#### Work request:
Check every line of the entries for "Detail", and copy the lines that hold it.

#### Record excerpts:
Segment Open

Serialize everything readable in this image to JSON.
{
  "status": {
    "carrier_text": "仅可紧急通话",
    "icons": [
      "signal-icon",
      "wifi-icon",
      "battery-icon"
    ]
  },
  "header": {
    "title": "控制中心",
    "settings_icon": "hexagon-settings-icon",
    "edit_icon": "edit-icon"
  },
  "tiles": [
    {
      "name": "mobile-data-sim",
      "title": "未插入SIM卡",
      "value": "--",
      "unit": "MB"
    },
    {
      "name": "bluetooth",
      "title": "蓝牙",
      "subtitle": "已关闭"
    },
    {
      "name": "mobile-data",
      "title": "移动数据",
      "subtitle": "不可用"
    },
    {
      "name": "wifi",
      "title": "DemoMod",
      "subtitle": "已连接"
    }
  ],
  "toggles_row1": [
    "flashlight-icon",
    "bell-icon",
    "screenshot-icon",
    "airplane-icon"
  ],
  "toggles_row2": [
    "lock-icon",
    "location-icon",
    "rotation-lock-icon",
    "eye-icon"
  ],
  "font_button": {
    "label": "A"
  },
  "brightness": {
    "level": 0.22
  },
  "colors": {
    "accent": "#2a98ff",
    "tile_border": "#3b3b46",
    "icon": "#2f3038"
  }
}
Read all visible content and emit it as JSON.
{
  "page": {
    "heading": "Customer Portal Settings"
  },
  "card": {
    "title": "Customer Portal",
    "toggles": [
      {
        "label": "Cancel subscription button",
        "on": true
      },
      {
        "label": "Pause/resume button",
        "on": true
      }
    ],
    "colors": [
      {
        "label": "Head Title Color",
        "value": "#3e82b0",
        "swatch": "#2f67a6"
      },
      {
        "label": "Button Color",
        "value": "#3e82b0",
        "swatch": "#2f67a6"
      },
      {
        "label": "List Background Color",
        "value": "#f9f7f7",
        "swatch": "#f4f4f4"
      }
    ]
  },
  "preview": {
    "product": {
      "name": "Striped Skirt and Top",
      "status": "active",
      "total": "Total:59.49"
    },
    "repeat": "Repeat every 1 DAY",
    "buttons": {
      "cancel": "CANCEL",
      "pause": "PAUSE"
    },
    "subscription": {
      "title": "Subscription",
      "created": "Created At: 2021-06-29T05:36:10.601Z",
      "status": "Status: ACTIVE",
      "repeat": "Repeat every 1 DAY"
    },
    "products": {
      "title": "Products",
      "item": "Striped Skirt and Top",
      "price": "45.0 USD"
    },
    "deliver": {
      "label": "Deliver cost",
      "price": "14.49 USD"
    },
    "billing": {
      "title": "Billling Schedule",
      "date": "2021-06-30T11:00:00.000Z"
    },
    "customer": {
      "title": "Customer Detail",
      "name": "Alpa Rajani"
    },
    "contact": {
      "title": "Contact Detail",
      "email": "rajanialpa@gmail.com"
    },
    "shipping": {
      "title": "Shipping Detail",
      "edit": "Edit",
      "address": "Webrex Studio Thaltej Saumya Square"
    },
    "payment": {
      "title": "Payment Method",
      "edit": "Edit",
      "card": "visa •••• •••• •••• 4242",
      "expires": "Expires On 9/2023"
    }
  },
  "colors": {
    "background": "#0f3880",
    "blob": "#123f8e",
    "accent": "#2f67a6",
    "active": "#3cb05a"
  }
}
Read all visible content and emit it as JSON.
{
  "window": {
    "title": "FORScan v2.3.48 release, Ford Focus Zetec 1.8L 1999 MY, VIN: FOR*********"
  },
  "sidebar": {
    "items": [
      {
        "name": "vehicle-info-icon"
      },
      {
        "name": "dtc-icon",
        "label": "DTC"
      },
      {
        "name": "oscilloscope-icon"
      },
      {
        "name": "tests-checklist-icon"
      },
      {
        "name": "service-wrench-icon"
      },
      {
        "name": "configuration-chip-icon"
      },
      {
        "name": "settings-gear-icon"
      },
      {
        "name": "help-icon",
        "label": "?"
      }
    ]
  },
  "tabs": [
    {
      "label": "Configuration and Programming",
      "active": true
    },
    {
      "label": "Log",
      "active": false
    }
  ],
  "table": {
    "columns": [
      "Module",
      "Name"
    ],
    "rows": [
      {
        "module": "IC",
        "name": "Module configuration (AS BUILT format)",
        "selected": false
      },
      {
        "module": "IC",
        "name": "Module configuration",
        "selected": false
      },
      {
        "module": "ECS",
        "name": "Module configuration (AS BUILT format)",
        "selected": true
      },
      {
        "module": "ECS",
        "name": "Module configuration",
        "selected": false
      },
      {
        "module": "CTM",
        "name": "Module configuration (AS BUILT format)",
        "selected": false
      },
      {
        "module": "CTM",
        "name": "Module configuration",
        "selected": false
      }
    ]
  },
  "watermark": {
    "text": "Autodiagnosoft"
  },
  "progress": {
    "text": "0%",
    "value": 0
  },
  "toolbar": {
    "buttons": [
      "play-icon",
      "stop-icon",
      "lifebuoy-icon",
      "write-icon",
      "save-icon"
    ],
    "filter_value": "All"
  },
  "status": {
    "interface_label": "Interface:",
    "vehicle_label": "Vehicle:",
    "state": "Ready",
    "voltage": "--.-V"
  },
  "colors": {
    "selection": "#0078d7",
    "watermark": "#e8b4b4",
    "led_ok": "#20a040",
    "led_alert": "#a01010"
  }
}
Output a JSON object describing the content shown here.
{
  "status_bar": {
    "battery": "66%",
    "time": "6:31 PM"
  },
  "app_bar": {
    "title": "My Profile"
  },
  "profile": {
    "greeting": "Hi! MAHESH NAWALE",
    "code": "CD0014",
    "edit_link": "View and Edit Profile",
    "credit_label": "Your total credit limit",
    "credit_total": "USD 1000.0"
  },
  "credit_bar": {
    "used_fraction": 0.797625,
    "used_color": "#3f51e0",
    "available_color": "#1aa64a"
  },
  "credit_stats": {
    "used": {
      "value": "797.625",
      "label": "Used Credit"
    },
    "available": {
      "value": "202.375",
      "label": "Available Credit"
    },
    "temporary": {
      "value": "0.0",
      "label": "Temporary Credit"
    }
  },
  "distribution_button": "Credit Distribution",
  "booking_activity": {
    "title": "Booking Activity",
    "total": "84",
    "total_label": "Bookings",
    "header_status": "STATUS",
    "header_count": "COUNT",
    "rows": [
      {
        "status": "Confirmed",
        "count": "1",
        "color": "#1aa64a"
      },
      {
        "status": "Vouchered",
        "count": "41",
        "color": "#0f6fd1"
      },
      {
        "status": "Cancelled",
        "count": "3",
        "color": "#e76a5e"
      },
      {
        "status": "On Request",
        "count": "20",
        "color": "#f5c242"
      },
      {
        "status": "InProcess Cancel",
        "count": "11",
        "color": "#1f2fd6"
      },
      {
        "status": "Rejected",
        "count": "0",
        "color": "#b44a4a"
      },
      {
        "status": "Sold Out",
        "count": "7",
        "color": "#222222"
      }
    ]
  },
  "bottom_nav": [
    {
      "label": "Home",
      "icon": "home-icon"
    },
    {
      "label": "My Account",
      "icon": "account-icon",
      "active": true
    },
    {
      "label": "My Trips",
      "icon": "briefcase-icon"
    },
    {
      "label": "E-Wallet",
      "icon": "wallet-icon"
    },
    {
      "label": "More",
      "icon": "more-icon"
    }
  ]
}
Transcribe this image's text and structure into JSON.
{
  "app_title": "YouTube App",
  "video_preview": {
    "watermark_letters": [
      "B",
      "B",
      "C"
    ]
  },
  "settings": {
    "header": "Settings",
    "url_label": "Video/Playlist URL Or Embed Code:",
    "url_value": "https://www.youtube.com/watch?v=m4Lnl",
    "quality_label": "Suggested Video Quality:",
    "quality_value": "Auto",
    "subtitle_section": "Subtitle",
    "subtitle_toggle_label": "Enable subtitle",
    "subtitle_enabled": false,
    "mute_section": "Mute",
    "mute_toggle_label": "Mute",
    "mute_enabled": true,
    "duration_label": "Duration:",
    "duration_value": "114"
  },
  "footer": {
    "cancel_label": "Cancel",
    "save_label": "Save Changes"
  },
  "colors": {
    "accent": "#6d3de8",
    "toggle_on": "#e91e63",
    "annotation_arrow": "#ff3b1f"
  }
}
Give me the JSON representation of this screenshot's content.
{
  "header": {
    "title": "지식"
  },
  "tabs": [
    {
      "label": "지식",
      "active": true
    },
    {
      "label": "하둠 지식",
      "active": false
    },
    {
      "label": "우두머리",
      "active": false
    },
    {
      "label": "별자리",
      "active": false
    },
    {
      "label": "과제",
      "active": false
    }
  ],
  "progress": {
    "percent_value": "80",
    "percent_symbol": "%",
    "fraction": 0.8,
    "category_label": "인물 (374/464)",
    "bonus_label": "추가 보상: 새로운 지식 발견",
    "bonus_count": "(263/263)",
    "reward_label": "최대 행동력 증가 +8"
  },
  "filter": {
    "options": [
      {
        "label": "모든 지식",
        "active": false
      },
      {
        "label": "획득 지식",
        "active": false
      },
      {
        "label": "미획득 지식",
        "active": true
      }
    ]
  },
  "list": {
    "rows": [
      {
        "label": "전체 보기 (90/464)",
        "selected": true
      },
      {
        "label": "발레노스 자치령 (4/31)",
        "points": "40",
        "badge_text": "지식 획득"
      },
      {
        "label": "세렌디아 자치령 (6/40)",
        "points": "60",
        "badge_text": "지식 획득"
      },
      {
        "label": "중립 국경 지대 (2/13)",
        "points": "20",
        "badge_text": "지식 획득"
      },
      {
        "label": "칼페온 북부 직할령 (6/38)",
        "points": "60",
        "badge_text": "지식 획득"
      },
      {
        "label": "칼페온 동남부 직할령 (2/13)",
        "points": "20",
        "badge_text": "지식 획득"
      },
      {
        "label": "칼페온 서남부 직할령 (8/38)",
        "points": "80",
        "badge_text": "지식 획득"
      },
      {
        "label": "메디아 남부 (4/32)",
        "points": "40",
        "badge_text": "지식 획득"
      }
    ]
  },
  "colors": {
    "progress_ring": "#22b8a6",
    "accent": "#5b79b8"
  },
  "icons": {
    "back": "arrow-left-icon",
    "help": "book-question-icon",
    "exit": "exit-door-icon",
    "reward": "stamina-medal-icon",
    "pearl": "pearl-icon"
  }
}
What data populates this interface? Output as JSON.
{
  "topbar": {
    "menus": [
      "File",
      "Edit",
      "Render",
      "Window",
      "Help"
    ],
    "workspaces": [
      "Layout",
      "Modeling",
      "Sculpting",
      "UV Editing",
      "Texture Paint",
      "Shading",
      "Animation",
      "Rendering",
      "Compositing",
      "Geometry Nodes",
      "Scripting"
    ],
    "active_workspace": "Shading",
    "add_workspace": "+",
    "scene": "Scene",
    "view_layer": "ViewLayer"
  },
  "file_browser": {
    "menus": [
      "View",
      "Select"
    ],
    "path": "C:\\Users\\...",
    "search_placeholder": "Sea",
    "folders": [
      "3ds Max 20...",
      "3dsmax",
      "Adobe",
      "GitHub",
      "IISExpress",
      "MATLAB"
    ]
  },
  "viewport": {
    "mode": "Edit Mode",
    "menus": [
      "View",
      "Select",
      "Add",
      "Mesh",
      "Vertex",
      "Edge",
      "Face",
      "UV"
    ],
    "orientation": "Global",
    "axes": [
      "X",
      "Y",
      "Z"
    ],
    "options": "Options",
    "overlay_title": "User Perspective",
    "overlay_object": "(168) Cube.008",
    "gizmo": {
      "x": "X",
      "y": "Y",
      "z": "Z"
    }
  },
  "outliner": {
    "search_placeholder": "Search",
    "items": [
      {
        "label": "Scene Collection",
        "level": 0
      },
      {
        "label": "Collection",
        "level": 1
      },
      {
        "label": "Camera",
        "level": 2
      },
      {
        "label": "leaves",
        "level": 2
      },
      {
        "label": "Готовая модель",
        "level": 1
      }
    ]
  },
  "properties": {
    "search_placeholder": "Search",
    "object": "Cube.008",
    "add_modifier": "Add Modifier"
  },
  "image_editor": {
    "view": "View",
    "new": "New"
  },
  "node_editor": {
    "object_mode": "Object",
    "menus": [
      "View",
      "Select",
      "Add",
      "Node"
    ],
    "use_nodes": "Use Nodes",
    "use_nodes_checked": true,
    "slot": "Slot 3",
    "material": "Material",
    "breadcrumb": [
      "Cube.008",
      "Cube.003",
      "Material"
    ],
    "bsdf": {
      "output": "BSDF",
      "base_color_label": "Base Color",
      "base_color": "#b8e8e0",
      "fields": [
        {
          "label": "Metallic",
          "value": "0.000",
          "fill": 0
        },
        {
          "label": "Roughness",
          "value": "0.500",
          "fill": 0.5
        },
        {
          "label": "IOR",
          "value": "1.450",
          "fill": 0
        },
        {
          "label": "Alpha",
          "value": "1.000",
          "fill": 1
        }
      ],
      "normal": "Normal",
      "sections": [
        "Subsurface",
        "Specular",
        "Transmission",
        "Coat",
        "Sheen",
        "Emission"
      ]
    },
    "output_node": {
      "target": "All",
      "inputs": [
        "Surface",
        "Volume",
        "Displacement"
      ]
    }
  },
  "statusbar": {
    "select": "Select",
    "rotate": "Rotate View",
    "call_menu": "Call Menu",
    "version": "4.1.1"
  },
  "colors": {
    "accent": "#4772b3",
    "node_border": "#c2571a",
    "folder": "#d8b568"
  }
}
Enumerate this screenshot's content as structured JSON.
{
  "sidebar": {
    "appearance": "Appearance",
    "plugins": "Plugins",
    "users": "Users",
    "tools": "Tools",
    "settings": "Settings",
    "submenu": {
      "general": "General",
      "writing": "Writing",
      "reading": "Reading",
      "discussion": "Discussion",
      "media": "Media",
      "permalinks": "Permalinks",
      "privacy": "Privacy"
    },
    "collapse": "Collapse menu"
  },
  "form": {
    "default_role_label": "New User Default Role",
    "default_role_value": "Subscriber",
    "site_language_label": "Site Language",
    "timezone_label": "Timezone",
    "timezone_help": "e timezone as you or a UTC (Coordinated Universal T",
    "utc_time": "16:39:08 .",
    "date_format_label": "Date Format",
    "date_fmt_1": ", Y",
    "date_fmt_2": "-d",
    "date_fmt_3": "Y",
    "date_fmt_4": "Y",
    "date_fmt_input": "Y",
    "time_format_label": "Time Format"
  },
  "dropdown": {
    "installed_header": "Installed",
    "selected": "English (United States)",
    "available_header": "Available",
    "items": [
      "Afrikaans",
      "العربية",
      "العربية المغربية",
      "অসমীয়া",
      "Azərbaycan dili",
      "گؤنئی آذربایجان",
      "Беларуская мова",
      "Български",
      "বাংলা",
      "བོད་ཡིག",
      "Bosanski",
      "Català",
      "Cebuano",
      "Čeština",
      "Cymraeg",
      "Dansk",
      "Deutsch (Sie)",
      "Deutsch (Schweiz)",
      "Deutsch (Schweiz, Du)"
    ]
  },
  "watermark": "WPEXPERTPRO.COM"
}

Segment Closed

#### Answer space:
      "title": "Customer Detail",
      "title": "Contact Detail",
      "title": "Shipping Detail",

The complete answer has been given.